If we are trying to learn a new concept but have no other related nodes to tie the definition of the concept to, it becomes increasingly difficult to understand and recall that definition. However, when we can tie this new definition to bits of knowledge (nodes) we already possess, it becomes much easier for us to recall the new node.
In our little analogy above, Verruca Salt, Charlie, the glass elevator, and the series of events are all nodes. When we connect the glass ceiling concept to these nodes, little wires in the brain start to form between the nodes (forming a spiderweb-like structure). Essentially, by high jacking your brains natural hard drive to your advantage you are able to remember things easier and can reduce your study time down remarkably!
If you have read this far I have clearly caught your attention and you are probably secretly figuring out what else you can do with this knowledge (or you’re a student trying to figure out how to do as little studying as possible). If you’re the first of these two you should consider learning about the memory palace technique.
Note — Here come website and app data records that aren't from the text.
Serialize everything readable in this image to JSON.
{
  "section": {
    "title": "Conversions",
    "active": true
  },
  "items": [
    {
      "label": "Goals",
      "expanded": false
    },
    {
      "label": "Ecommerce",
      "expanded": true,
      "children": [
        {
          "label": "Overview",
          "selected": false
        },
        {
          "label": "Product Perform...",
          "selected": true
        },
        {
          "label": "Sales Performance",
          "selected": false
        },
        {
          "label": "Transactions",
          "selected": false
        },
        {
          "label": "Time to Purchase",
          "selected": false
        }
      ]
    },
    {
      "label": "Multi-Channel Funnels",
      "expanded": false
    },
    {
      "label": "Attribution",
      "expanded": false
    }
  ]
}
Who knows, maybe you’ll become a memory world champion someday!